Grigory Ryzhakov: The idea of Bionia, a country run by scientists, came from Castalia, an academic ‘paradise’ in The Glass Bead Game by Hermann Hesse. The world of the novel is indeed very much like ours, but I’ve shown it in a distorted satirical way, hence Britain became Aglia, and Russia – Crushia. The premise of the book is a mystery connected to a bioterrorist plot. As a scientist, I wanted to try myself in science fiction, so I could express my scientific ideas in a bold yet accurate way. Many things in the book seem implausible, though all these phenomena have an underlying scientific explanation. Genre-wise, I was more inspired by American fantasy books rather than Russian scifi.
Yana Stajno: You write that you are influenced by Chekhov, Murakami and Dahl, as, strangely, am I. Your work certainly has warmth, an irony, a humour and a love of people, however diverse the subjects. Do you have more authors who have directly or indirectly influenced your work?

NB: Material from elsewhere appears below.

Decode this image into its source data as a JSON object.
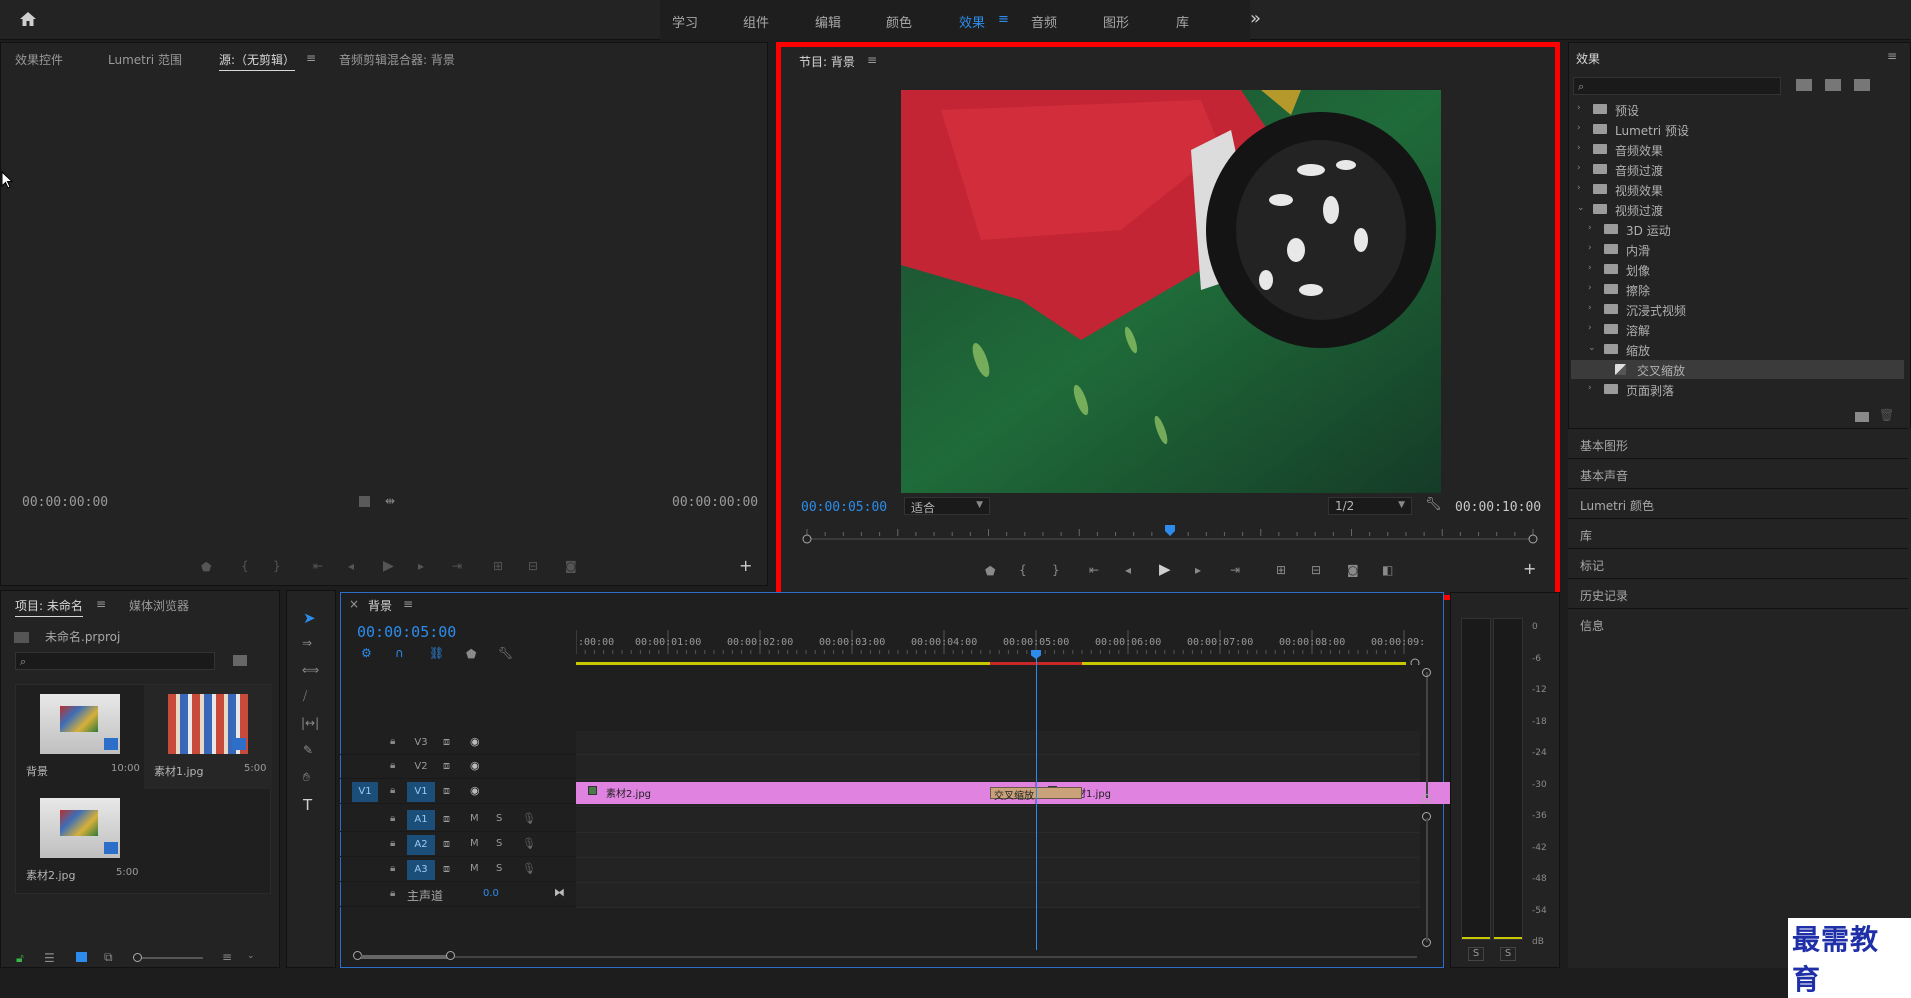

Grigory Ryzhakov: I think, as writers, we are influenced by everything we read. That’s why in order to be unique, I prefer to read widely and not just from a best-seller list. My big influence is Fyodor Dostoevsky, though one wouldn’t tell this if they read my stories. Amongst other books that left mark on me is Jack London’s Martin Eden, Jasper Fforde’s Shades of Grey (a dystopia not the BDSM) and, of course, your book, Yana, - I’m never forgetting Fiona’s extravagant hats.
Yana Stajno: As a busy person myself, I am very interested in how you manage to fit writing into your day? Do you have a set time or place to do it? And what gives you inspiration? Music? Art? Other works of fiction?

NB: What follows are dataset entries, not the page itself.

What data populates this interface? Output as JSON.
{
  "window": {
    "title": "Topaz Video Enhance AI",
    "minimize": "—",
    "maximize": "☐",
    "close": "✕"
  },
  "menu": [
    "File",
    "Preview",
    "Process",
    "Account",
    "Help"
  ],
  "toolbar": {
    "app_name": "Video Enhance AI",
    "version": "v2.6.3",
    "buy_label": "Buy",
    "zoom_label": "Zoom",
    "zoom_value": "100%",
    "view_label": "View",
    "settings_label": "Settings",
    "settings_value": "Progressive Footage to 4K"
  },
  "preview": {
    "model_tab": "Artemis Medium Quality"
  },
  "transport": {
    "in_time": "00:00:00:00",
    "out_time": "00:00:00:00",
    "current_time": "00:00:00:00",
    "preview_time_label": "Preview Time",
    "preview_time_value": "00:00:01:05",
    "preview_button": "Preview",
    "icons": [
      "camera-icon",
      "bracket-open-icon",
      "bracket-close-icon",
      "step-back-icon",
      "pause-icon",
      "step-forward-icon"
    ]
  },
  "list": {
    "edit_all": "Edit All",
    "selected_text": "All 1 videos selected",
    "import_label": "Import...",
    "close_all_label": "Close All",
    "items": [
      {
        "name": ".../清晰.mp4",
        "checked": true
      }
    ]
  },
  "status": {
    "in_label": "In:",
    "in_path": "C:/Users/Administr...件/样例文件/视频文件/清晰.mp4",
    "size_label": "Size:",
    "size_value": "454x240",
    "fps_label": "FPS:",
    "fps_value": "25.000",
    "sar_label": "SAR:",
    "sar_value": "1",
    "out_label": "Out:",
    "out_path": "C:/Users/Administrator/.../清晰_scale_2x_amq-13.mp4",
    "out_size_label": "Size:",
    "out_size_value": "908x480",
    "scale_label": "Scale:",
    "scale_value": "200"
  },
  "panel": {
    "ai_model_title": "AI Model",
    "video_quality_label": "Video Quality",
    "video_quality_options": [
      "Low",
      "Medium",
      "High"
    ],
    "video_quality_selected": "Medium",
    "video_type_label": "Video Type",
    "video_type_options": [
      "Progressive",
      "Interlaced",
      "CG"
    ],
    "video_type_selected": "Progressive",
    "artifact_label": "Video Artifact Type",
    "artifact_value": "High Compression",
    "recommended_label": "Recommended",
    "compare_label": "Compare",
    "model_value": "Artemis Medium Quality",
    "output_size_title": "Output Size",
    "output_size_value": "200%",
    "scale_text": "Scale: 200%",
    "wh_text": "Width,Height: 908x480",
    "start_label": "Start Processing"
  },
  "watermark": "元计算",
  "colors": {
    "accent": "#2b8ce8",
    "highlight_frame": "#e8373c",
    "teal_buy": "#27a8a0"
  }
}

Grigory Ryzhakov: I work in the lab long hours and sometimes on weekends, science is demanding. Most of the days, I am too tired to write, so weekends and holidays is when this happens, and I can completely immerse into a fictional world. But evenings are often long enough to compose music, something that I can do even if I’m half-asleep. Composing is effortless to me; it does not need me thinking. Creativity for me is like a drug, it fills me with energy to do everyday science, which is full of routine lab work and much regimented. Creativity has freedom that science lacks, while, thankfully, both are fueled by imagination. Science is hard work, yet it’s exciting since you discover new things and change the world, and creativity is my reward.
Yana Stajno: You have done such diverse works of fiction. And are fearless in tackling genres. Can we look forward to a new work? Possibly in another genre?
Grigory Ryzhakov: My work-in-progress is a comic roller-coaster adventure, set in England and Mexico, a quest for a cactus called Tomb Flower.
Yana Stajno: Now for your most recent work –
The Reader's Mini-Guide to New Russian Books: A Catalogue of Post-Soviet Literature
This seems to be much more than a guide. It is a piece of literature in its own right and speaks of a tremendous affinity with Russian literature. The research must have been tremendous. It has had excellent reviews. Are you happy with it?
Grigory Ryzhakov: I am very glad I could accomplish this. It took a year to research it. Over two hundred titles are mentioned in it, most of them already translated into English. International readership is not much familiar with new Russian books, so I was happy to fill this gap. Indeed, it’s not just a book guide. I was trying to introduce Russia, its culture, mentality and history, through the work of its modern authors. I hope this book, despite the recent political perturbations, will contribute to connecting Russian and British cultures.